Editor’s note: RTP Beat is a regular feature on Thursdays.Shsssssh, can you keep a secret? If the U.S. government agrees, you’re in demand.

Durham-based Blue Shoe Technologies, which does a variety of technology jobs for the military and federal government agencies, has added about 15 people in the last year. But it’s still looking for staff with general and top secret clearance.

Andrew Schwab, president and chief executive officer of Blue Shoe, tells Local Tech Wire, “One of the greatest difficulties we face is getting people with top secret clearances. Getting someone cleared can take more than a year.”

Blue Shoe currently employs 24 people, 21 in the Triangle.

The company provides professional technology services to largely government and military clients such as the U.S. Army at Fort Bragg. Founded in 1995 and privately funded, the company recently landed additional government contracts and expects to continue growth throughout this year, Schwab says.

The market for people with top secret clearance got tighter after 9-11 and will probably remain so for a few years. “Then the market may right itself, and supply will meet demand” says Schwab.

People with clearance are necessary so they can get the unfettered access to the military facilities they need to complete some of Blue Shoe’s work.

He says the company’s average contracts are mostly in the hundred thousands range and its annual revenue is under $10 million.

Blue Shoe does the usual range of tech consultant chores for its clients, dealing with different types of complex software and IT solutions. It has done a lot of work in e-learning and distance learning, Schwab says.

The company has recently started seeking clients for its information assurance services, providing network and information technology security.
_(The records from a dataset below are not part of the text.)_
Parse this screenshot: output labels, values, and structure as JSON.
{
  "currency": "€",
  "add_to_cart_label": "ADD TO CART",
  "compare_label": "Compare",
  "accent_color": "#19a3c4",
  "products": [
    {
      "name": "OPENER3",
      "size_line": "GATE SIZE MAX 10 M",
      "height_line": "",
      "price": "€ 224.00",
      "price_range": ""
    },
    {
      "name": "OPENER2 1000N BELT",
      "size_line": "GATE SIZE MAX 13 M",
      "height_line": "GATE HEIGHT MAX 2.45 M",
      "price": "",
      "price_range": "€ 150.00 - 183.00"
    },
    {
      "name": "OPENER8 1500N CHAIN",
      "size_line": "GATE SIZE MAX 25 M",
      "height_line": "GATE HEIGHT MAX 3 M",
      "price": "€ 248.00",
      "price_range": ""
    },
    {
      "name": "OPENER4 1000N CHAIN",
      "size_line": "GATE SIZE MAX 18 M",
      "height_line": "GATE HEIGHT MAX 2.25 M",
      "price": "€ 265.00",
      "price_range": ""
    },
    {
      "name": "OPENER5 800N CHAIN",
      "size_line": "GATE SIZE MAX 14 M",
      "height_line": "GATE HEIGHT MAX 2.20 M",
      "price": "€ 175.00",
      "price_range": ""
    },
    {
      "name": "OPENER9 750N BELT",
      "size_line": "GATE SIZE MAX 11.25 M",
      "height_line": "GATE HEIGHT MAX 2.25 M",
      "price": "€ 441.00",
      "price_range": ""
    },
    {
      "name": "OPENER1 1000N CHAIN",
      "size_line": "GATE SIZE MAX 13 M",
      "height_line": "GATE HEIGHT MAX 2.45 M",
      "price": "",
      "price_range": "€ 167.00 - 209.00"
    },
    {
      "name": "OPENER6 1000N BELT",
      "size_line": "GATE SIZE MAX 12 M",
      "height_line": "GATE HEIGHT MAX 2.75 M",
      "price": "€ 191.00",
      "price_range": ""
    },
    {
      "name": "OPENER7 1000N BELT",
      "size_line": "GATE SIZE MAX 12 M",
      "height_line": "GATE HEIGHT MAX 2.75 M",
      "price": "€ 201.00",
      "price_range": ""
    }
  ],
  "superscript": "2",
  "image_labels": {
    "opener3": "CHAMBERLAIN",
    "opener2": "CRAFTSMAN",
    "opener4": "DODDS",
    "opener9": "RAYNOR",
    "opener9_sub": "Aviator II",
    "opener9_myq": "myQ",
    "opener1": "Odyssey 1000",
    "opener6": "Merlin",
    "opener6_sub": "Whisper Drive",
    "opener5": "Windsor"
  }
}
That, Schwab says, “Is all about defending information systems by making sure there are policies and technologies in place to protect it.”

Blue Shoe does assessments, certification and training in information assurance, essentially protecting IT resources.

Schwab says that the company plans to expand its marketing to commercial companies for that and other services. “This may be more important in the federal space, but it’s becoming important in the commercial space, too, due to legislation requiring companies to be aware of how their systems are protected and managed. It’s becoming a critical job.”

Schwab notes that Blue Shoe is independent of software or hardware products. “A lot of companies represent different products and try to shoehorn them into a solution. We use all sorts of off-the-shelf products, but we don’t have any preferred offering.”

Bronto lands clients

Bronto Software (formerly Bronto Mail) added 48 new clients in the first quarter this year, says Joe Collopy, president.

“They included Kenan Flagler Business School, Tekelec and the Massachusetts Health Association,” he says. “We’re coming into our own a bit.”

The company sells Web-based email management software for lists, newsletters, surveys and other customer relationship management purposes. Both Collopy and his partner left Red Hat to found the company. Collopy suggests that to some extent, Red Hat seeds startup development in the Triangle the way Microsoft and other successful tech companies have elsewhere.

Bronto’s 150 clients include companies, universities, and non profits worldwide, Collopy says.

He also says that Bronto plans to move into the Downtown Durham American Tobacco Building in June. Intersouth Partners follows in October.

Bronto’s Web site also says the company is hiring.

Inspiring walk

Inspire Pharmaceuticals and the Carolinas Chapter of the Cystic Fibrosis Foundation (CFF) are hosting the first annual Great Strides fundraising walk in Research Triangle Park April 22.

Free food and refreshments as well as live entertainment from The Retros, a popular local band, are planned for the walkers. Companies and individuals may participate or offer their support by contacting Katie Schmitt at (919) 845-2155.

“This is an outstanding opportunity for Inspire Pharmaceuticals and other RTP-based businesses to give back to the community,” said Christy Shaffer, Ph.D., CEO of Inspire.

Other companies supporting the first annual RTP Great Strides Walk include Cardinal Health, Carvel Ice Cream, Cisco Systems, Damons Grill, GlaxoSmithKline, IBM, ISA, Marriott, PPD, RTI International, SRK Communications, and TriProperties.

CFF is also partnering with Inspire Pharmaceuticals to host An Evening with Master Chefs on Sunday, April 18.

Carolinas Cystic Fibrosis Foundation: carolinas@cff.org

Blue Shoe Technologies: www.blueshoe.com

Bronto Software: www.bronto.com